Want to know the whole story of Don Giovanni? I recommend checking out the Met Opera's synopsis. (And NOT on your phone during the show while you're in the front row, bald man with glasses with woman with dark topknot and white sweater. People, man.)
Here's your TL; DR of Don Giovanni.
Act One: Donny G--playah extreme--'seduces' Donna Anna. Her dad, the Commendatore, challenges Don to a duel, which Don wins. Anna demands her fiance avenge her dad's murder, then Don's ex Elvira shows up, pregnant. Meanwhile, Don's bestie Leporello fills us in on all the haps. Then a wedding! Don is all over Zerlina (the bride) and gets rid of Masetto (the groom) temporarily. Elvira shows up and is all, 'Girl, don't even,' with Zerlina. Anna figures out that Don killed her dad, there's a party and masks and a gun.
Act Two: Don and Leporello disguise themselves as one another and seduction, singing and confusion ensues. Then we're at a cemetery and the Commendatore's statue haunts Don. More singing, more confusion, and then the statue appears. Bad news for Donny G as he refuses to repent and is consigned to hell. And we're out.
|Andrew Wilkowske and Tess Altiveros.
Leporello/Donna Elvira fanfic anyone? (veramarinerstudio)
The performers are all amazing, and the voices are universally exquisite. Although it can be occasionally challenging to make out the words, to hear these beautiful voices in such an intimate setting is truly a gift. There is NOTHING like intimate opera.
Gabriel Preisser is a marvelously smooth and semi-sleazy Don Giovanni. Andrew Wilkowske, who I tend to adore in everything, is a delightfully humorous and touching Leporello. And he plays guitar in a lovely scene with Tess Altiveros, who is a perfectly gorgeous Donna Elvira. Altiveros handles the role of the wronged woman with wit, strength and considerable charm. Benjamin Sieverding as Masetto and the Commendatore has not only impressive hair, but is genuinely chilling in the last scene as the Commendatore. Quinn Shadko, Karin Wolverton and David Blalock also provide wonderful performances, as does the six member ensemble. And can I just say: Preisser's Wilkowske impression is ON POINT.
So this is all to say, even if the opera had been performed in a traditional setting, it would have been beautifully done. But it's being performed at The Woman's Club, which was built in 1928 and has history seeping from every cornice and corner. The opera ranges through several floors of the building, from the lounge to the ballroom to the dining room and into the theater. Your ticket price comes with the aforementioned hors d'oeuvre, as well as some intermission nibbles, and a lovely after-opera dessert. Plus, the opportunity to wander about in the beautiful Woman's Club building.

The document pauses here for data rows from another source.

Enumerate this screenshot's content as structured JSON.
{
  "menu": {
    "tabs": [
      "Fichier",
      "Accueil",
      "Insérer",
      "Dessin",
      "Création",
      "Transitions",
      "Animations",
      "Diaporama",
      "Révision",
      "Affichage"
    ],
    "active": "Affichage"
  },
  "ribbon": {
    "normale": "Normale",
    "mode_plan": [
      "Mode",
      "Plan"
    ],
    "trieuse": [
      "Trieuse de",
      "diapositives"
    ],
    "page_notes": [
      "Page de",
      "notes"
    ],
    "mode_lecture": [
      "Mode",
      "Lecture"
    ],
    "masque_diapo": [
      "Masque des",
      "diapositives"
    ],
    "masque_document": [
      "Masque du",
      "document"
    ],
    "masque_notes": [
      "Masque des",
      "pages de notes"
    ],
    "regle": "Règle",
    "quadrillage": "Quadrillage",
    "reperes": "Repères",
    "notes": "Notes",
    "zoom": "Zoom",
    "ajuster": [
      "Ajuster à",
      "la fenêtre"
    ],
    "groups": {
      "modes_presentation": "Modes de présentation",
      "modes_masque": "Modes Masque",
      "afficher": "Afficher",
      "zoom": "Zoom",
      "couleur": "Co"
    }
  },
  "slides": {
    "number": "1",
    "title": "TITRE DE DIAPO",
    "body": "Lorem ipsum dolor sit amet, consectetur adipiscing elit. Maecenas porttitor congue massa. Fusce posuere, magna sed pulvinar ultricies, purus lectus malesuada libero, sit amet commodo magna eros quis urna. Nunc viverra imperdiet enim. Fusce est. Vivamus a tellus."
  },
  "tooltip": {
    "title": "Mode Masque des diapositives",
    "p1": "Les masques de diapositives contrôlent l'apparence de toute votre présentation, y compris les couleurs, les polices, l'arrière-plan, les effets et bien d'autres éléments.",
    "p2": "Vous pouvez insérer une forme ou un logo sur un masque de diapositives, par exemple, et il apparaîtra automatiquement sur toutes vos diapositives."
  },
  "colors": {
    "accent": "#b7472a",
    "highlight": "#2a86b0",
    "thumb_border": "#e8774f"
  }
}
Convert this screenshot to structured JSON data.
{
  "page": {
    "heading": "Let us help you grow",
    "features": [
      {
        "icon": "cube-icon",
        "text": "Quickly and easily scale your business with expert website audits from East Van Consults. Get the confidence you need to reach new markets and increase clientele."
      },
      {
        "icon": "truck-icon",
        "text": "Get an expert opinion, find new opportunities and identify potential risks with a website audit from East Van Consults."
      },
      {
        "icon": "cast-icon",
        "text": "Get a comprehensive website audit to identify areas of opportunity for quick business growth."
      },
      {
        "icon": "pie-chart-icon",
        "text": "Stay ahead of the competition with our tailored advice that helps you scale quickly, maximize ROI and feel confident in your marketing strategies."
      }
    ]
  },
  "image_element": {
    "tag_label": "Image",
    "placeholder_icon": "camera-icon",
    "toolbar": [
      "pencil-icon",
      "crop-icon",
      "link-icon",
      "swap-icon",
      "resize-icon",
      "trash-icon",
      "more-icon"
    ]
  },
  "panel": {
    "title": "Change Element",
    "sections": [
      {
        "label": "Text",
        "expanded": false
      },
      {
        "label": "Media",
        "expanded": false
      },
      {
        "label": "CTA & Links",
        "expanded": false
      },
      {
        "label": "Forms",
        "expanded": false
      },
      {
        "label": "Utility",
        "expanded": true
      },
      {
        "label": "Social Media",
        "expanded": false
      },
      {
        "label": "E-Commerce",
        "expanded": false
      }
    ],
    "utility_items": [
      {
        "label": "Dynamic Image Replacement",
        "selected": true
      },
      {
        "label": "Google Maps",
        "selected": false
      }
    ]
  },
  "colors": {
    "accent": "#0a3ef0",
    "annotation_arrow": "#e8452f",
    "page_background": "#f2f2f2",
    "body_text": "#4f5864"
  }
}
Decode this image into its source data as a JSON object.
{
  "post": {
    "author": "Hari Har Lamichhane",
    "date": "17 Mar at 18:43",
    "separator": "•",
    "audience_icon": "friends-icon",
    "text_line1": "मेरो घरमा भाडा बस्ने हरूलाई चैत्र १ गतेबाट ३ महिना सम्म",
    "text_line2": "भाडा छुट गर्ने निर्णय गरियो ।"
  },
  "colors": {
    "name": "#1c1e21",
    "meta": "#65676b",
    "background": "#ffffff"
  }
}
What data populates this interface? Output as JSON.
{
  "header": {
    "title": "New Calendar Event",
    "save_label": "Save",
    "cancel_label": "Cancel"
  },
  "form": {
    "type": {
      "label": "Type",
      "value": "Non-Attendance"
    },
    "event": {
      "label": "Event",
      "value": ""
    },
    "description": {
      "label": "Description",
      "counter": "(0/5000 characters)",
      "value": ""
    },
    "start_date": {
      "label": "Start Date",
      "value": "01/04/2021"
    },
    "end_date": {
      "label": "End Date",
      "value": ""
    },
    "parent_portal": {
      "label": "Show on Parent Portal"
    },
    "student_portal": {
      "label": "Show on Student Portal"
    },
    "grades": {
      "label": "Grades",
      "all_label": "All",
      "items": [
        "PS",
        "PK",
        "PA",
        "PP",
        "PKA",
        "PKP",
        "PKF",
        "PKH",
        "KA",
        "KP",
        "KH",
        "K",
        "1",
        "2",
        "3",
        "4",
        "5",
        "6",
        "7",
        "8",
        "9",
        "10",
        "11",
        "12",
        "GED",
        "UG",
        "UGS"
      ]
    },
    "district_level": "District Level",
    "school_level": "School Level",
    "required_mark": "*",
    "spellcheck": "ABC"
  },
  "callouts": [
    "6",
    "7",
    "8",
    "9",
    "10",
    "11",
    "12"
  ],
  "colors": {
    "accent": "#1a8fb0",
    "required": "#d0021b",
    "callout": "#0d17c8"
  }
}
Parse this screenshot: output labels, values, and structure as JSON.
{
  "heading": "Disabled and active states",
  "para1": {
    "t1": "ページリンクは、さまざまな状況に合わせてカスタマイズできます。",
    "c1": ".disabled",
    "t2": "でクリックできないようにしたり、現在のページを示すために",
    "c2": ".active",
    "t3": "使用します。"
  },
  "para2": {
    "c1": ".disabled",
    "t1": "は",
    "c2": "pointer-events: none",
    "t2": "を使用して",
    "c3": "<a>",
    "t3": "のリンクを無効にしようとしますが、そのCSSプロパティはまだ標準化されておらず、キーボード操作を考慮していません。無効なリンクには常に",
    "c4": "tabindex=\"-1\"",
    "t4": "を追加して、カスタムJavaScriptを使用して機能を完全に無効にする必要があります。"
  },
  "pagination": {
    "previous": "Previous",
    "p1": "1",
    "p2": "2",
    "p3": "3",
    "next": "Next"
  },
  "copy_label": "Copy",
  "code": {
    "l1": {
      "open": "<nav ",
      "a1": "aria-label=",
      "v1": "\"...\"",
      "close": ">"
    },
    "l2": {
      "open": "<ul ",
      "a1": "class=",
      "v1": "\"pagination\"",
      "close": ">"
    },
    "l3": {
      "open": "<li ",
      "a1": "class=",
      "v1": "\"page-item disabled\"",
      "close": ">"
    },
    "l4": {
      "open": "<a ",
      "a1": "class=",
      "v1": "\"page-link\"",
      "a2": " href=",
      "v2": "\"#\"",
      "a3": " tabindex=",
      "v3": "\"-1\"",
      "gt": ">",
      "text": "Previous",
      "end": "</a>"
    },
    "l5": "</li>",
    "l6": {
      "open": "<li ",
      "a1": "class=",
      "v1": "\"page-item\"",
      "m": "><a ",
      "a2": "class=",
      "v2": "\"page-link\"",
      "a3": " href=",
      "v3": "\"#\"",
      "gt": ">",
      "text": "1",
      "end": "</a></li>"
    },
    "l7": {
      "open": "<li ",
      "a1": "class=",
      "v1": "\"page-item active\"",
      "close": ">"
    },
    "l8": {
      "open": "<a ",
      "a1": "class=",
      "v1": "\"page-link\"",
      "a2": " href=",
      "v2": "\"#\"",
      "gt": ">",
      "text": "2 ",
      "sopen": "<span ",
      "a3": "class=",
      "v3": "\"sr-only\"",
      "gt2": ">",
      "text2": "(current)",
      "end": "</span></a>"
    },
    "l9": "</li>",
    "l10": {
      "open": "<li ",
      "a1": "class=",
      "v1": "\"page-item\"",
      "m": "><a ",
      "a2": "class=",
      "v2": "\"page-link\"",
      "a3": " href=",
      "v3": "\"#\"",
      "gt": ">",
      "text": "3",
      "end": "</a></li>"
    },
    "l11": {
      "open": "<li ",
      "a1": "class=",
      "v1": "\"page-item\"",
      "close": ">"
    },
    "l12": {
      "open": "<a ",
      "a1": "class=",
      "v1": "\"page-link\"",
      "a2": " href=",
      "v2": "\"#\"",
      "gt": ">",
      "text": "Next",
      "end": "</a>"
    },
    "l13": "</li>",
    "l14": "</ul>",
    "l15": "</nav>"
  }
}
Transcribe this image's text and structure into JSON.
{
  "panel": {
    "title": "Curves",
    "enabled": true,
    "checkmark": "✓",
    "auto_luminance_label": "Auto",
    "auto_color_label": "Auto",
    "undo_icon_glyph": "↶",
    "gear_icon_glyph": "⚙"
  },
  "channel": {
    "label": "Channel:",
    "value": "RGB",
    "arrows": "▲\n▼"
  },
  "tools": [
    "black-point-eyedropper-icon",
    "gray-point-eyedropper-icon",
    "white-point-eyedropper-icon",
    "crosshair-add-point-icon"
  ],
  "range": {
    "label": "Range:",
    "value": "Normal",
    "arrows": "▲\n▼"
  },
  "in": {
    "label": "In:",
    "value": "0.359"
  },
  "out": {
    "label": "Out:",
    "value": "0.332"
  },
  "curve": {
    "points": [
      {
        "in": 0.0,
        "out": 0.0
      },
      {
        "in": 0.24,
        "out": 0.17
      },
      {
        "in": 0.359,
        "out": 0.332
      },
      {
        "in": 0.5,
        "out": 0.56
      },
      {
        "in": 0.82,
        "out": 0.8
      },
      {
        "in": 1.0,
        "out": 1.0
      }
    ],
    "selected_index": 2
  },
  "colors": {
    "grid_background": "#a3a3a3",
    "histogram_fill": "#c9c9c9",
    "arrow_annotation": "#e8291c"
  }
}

I would urge you to go see this, but I'm pretty sure the remaining performances are all sold out. Which bodes well for the future of Skylark Opera. Yay!!